What evidence is there for or against acupuncture being an effective treatment?
Acupuncture is based on the belief that diseases are caused by blockages of your qi, which flows in so-called meridians in your body. By sticking needles into those meridians you can manipulate the flow of qi and eliminate the blockages.
The concepts of qi and meridians are unscientific, they date back to a time where there was no scientific method and knowledge of human anatomy was practically nonexistant. There is no evidence that qi and meridians exist at all.
Sticking needles into your body still could have some effect, although it will have nothing to do with your qi. There are tons of clinical studies about acupuncture, but few conclusive results. A major problem is that controlling for the placebo effect is complicated, as people usually notice whether you stick needles into them or not. Some of the newer and better clinical trials used fake acupuncture needles that do not penetrate the skin. Another often used method is to stick the needles outside of the "proper" acupuncture points as a control.
Acupuncture is believed to be helpful in a large variety of conditions, I'll take pain relief as an example as it is somewhat plausible that sticking needles into your skin could have an effect on the perception of pain.
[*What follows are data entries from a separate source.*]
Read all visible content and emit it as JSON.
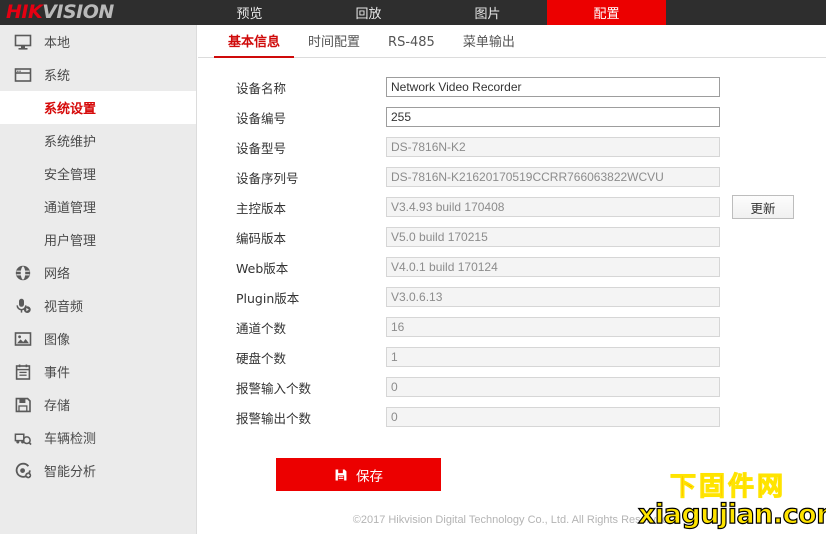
{
  "brand": {
    "part1": "HIK",
    "part2": "VISION"
  },
  "topnav": [
    {
      "label": "预览",
      "active": false
    },
    {
      "label": "回放",
      "active": false
    },
    {
      "label": "图片",
      "active": false
    },
    {
      "label": "配置",
      "active": true
    }
  ],
  "sidebar": {
    "items": [
      {
        "label": "本地",
        "icon": "monitor-icon",
        "type": "group"
      },
      {
        "label": "系统",
        "icon": "window-icon",
        "type": "group"
      },
      {
        "label": "系统设置",
        "type": "sub",
        "active": true
      },
      {
        "label": "系统维护",
        "type": "sub",
        "active": false
      },
      {
        "label": "安全管理",
        "type": "sub",
        "active": false
      },
      {
        "label": "通道管理",
        "type": "sub",
        "active": false
      },
      {
        "label": "用户管理",
        "type": "sub",
        "active": false
      },
      {
        "label": "网络",
        "icon": "globe-icon",
        "type": "group"
      },
      {
        "label": "视音频",
        "icon": "microphone-icon",
        "type": "group"
      },
      {
        "label": "图像",
        "icon": "image-icon",
        "type": "group"
      },
      {
        "label": "事件",
        "icon": "calendar-icon",
        "type": "group"
      },
      {
        "label": "存储",
        "icon": "save-disk-icon",
        "type": "group"
      },
      {
        "label": "车辆检测",
        "icon": "vehicle-search-icon",
        "type": "group"
      },
      {
        "label": "智能分析",
        "icon": "smart-analysis-icon",
        "type": "group"
      }
    ]
  },
  "tabs": [
    {
      "label": "基本信息",
      "active": true
    },
    {
      "label": "时间配置",
      "active": false
    },
    {
      "label": "RS-485",
      "active": false
    },
    {
      "label": "菜单输出",
      "active": false
    }
  ],
  "form": {
    "fields": [
      {
        "label": "设备名称",
        "value": "Network Video Recorder",
        "readonly": false,
        "name": "device-name"
      },
      {
        "label": "设备编号",
        "value": "255",
        "readonly": false,
        "name": "device-number"
      },
      {
        "label": "设备型号",
        "value": "DS-7816N-K2",
        "readonly": true,
        "name": "device-model"
      },
      {
        "label": "设备序列号",
        "value": "DS-7816N-K21620170519CCRR766063822WCVU",
        "readonly": true,
        "name": "device-serial"
      },
      {
        "label": "主控版本",
        "value": "V3.4.93 build 170408",
        "readonly": true,
        "name": "firmware-version",
        "button": "更新"
      },
      {
        "label": "编码版本",
        "value": "V5.0 build 170215",
        "readonly": true,
        "name": "encoding-version"
      },
      {
        "label": "Web版本",
        "value": "V4.0.1 build 170124",
        "readonly": true,
        "name": "web-version"
      },
      {
        "label": "Plugin版本",
        "value": "V3.0.6.13",
        "readonly": true,
        "name": "plugin-version"
      },
      {
        "label": "通道个数",
        "value": "16",
        "readonly": true,
        "name": "channel-count"
      },
      {
        "label": "硬盘个数",
        "value": "1",
        "readonly": true,
        "name": "hdd-count"
      },
      {
        "label": "报警输入个数",
        "value": "0",
        "readonly": true,
        "name": "alarm-in-count"
      },
      {
        "label": "报警输出个数",
        "value": "0",
        "readonly": true,
        "name": "alarm-out-count"
      }
    ],
    "save_label": "保存",
    "update_label": "更新"
  },
  "footer": {
    "copyright": "©2017 Hikvision Digital Technology Co., Ltd. All Rights Reserved."
  },
  "watermark": {
    "cn": "下固件网",
    "en": "xiagujian.com"
  },
  "colors": {
    "accent_red": "#ec0000",
    "active_red": "#cf0a0a",
    "header_dark": "#2e2e2e",
    "sidebar_bg": "#ebebeb",
    "watermark_red": "#ff0000",
    "watermark_yellow": "#ffe400"
  }
}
A review from 2009 in BJ concludes:
My conclusion is that acupuncture is just a particularly effective placebo.
It seems to be highly variable and condition-specific, although this latest review of reviews has some interesting results (mind you that's in paediatric population):
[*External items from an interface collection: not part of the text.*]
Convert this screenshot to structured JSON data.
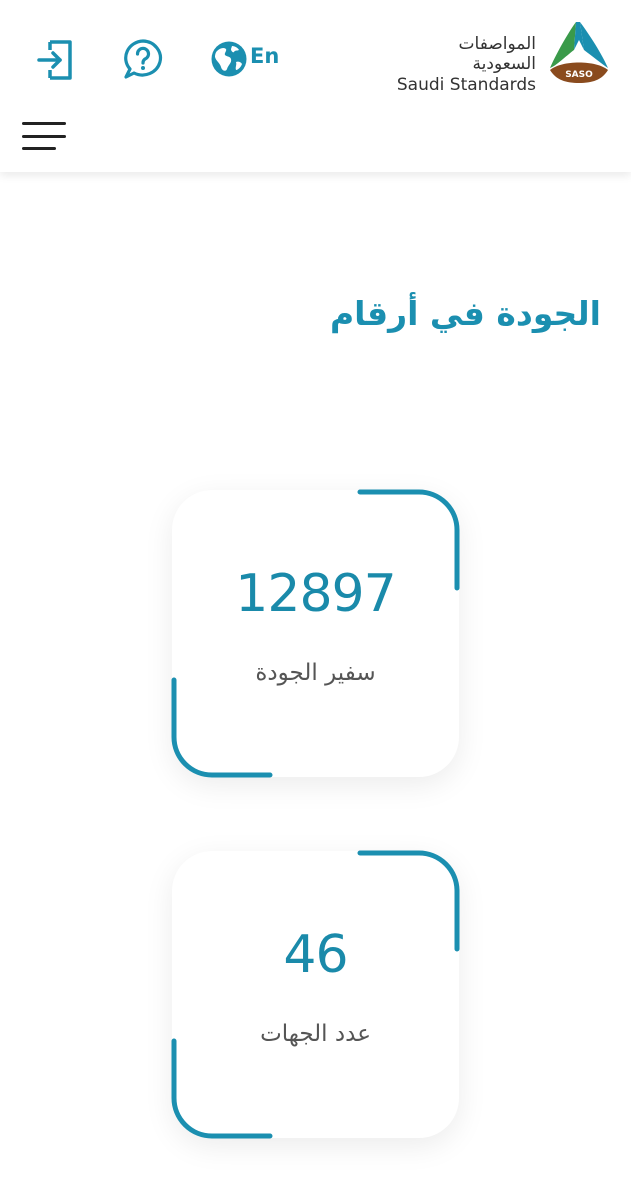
{
  "header": {
    "logo": {
      "arabic_name": "المواصفات السعودية",
      "english_name": "Saudi Standards",
      "badge_text": "SASO"
    },
    "language_toggle_label": "En",
    "icons": {
      "login": "login-icon",
      "help": "help-chat-icon",
      "language": "globe-icon",
      "menu": "hamburger-menu-icon"
    }
  },
  "section": {
    "title": "الجودة في أرقام"
  },
  "stats": [
    {
      "value": "12897",
      "label": "سفير الجودة"
    },
    {
      "value": "46",
      "label": "عدد الجهات"
    }
  ],
  "colors": {
    "accent": "#1b8fb0",
    "text_dark": "#555555",
    "logo_green": "#3a9a4a",
    "logo_blue": "#1b8fb0",
    "logo_brown": "#8a4b1e"
  }
}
Efficacy and safety of acupuncture in children: An overview of systematic reviews. (highlighting is mine)